Data from the Society of Women Engineers state that while 19% of engineering school graduates are female, they represent only 11% of practicing engineers. One in four female engineers leaves the field after age 30, compared to only one in ten male engineers. The plethora of reasons for this difference include family considerations, work environment, and societal bias. 

Female scientists and engineers at the Energy & Environmental Research Center (EERC) shared their thoughts on this disparity and factors that contribute to their persistence in their male-dominated fields. Approximately 60% of the EERC’s full-time workforce is in a STEM field, 17% of those are female.

Several of them credit the EERC’s organizational culture and family-like atmosphere as a factor in staying in their fields.

“As an institution, we do a very good job accommodating family and life balance,” says Bethany Kurz, Principal Hydrogeologist and Laboratory Group Lead. “The EERC is great at providing the flexibility that is sometimes needed when juggling kids’ functions and work. That flexibility extends to all employees–male and female.” 

Kerryanne Leroux, Senior Chemical Engineer and Oilfield Operations Team Lead, says, “I was a single parent during college. Other students who weren’t parents didn’t have an understanding or appreciation for that difficulty. I pushed through and had a feeling that once I got into the workforce it would be better. I was right. The majority of my colleagues have families, and I have always heard ‘family comes first’ here.” 

“I started here as a college student,” says Loreal Heebink, Senior Project Management Specialist. “From day one, I was part of the team. I got to go to every meeting, was sent to conferences, and was involved in the lab work. That involvement from the beginning is what keeps me here.” 

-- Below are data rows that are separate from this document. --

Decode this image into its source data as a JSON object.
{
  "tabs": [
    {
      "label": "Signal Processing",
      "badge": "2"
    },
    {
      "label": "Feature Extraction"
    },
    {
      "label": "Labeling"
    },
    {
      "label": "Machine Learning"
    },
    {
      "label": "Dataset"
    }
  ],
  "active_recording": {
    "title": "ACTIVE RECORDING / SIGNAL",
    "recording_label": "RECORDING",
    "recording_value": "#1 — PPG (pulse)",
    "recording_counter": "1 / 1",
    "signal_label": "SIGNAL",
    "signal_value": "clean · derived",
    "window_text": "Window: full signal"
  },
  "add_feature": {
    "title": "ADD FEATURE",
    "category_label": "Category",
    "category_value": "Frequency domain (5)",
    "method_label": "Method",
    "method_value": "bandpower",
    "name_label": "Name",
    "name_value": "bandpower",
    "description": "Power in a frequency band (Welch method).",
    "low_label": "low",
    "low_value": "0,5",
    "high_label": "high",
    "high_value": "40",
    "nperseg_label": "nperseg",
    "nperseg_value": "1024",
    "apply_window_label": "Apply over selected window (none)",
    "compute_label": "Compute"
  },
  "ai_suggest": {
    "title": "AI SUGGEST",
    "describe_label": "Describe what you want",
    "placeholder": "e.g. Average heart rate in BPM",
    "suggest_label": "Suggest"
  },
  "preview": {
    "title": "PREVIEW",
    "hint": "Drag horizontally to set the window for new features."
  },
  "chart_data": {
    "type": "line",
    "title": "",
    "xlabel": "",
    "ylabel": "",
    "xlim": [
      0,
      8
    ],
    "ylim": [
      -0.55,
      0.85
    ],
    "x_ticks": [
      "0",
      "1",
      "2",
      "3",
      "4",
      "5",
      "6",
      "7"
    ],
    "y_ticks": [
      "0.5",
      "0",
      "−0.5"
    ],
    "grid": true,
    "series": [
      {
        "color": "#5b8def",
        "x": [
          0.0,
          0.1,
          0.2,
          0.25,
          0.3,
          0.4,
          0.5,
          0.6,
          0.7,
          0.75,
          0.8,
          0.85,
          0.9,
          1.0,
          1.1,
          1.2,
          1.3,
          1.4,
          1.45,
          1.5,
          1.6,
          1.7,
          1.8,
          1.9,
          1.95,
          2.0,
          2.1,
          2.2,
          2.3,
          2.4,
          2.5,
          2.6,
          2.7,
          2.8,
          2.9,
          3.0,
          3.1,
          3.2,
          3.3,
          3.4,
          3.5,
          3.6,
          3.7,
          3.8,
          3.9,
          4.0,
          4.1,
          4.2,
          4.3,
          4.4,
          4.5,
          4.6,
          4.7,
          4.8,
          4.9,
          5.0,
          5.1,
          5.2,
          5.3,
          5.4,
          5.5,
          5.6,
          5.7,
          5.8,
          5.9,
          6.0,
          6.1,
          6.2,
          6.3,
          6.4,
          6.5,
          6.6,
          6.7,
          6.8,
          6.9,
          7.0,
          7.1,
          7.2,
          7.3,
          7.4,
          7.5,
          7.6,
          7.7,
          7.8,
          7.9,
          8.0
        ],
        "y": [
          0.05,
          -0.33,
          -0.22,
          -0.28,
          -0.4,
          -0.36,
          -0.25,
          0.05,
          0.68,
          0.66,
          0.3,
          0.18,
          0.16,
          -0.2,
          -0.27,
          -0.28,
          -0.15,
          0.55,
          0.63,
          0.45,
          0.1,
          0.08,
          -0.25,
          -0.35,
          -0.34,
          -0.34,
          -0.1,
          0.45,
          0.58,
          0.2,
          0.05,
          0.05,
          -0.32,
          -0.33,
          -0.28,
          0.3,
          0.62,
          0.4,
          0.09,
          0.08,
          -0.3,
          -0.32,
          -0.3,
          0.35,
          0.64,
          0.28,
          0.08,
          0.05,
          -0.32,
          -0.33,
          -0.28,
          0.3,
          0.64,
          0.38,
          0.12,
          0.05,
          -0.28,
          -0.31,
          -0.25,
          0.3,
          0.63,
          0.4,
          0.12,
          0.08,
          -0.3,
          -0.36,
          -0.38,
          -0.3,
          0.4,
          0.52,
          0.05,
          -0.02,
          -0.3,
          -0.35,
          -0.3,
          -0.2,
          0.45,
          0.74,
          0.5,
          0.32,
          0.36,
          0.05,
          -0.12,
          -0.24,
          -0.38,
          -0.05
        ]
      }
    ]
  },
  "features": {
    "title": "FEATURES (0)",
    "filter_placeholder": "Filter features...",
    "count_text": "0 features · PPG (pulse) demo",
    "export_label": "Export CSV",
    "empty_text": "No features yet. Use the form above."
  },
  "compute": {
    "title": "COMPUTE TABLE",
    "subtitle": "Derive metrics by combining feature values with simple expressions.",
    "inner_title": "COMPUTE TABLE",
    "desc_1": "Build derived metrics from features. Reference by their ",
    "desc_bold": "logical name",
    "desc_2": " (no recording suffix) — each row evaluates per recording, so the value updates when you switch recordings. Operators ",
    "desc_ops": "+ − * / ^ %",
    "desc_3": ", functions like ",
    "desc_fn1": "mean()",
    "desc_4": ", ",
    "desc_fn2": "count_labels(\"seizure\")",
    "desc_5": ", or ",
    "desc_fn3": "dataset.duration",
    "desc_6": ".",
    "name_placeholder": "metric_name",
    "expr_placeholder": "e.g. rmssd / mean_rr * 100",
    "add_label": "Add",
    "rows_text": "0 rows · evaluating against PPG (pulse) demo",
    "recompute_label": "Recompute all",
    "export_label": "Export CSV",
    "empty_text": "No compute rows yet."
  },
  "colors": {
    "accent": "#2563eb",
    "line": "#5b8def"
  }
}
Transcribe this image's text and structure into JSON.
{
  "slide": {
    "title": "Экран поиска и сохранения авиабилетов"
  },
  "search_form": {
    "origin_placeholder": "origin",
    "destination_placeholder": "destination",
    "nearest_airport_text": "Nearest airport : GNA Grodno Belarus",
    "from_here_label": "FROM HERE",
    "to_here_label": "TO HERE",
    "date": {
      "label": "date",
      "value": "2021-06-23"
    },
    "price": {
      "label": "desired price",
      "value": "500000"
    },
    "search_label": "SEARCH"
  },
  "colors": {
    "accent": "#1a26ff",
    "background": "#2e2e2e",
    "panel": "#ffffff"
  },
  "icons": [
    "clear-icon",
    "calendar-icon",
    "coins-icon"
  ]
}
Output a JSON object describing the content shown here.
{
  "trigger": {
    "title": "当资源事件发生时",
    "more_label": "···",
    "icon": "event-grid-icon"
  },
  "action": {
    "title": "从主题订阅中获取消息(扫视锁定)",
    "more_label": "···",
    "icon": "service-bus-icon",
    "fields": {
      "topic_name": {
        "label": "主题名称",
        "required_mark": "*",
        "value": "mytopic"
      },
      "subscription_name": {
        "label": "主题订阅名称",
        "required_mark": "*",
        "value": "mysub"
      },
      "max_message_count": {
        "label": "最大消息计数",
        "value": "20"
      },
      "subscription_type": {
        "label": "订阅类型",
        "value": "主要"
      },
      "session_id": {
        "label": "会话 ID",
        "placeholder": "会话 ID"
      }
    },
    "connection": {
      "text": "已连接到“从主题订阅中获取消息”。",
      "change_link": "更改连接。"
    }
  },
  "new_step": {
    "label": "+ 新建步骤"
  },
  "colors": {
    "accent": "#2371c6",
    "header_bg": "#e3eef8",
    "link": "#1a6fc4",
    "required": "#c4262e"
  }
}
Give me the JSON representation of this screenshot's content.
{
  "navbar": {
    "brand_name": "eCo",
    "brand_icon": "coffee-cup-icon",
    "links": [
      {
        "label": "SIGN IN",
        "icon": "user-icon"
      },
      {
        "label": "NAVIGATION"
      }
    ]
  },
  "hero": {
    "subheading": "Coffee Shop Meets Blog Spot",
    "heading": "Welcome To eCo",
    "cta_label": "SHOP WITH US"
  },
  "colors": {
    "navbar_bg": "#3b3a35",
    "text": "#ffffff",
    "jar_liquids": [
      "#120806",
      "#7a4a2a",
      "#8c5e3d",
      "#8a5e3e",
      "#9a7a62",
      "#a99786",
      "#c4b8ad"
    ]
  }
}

Efforts to increase the number of females in STEM fields have largely been focused on workforce pipeline initiatives (such as introducing STEM career options to female elementary students), but some research shows that an overall gender bias in society or organizations is a big culprit that isn’t being addressed appropriately or enough. While this may be a factor in general, these female scientists and engineers say their experiences at the EERC have been positive in this regard. 

“Any experiences I’ve had with regard to feeling discriminated against because of my gender have come from outside of the EERC,” says Leroux. 

Adds Heebink, “The team I started on at the EERC was led by a woman, as is the current team.”

Janelle Hoffarth, Laboratory Analyst, says, “I was always told I could be anything I wanted to be, but it wasn’t largely demonstrated in society.” 

Supervisors and mentors also get a lot of credit for creating an environment in which females can thrive in their careers. Collectively, these women agreed that their supervisors provide solid mentoring and support. With a diverse workforce, it’s important for supervisors to help their employees relate to each other as teammates. Supervisors at the EERC come out on top in this regard – all with high marks from their female employees on supporting them through issues and educating teammates on the different issues women face in their careers.  

“If we’re supervisors or mentors ourselves, we have to walk a fine line. Because of the disparity between men and women in our fields, there aren’t a lot of female mentors who show the same confidence that the male ones do,” says Leroux. 

Adds Kurz, “We need to be confident, but if we’re too confident, it’s alienating. There’s a lot more pressure on us to be accommodating.” 

To that, Amanda Livers-Douglas, Research Geophysicist, says, “As one of the newer staff members just starting out in my career, I have to say that the women in this room are now the female examples I look up to.” 

All of these experiences, both positive and negative, keep these women going day to day in their fields. In the face of social stigmas and fewer examples of women in STEM fields, they thrive in their careers at the EERC. All of them are now proud to be examples of successful women in STEM careers for girls today.
Article written by Nikki Massmann. Photos by Kari Suedel.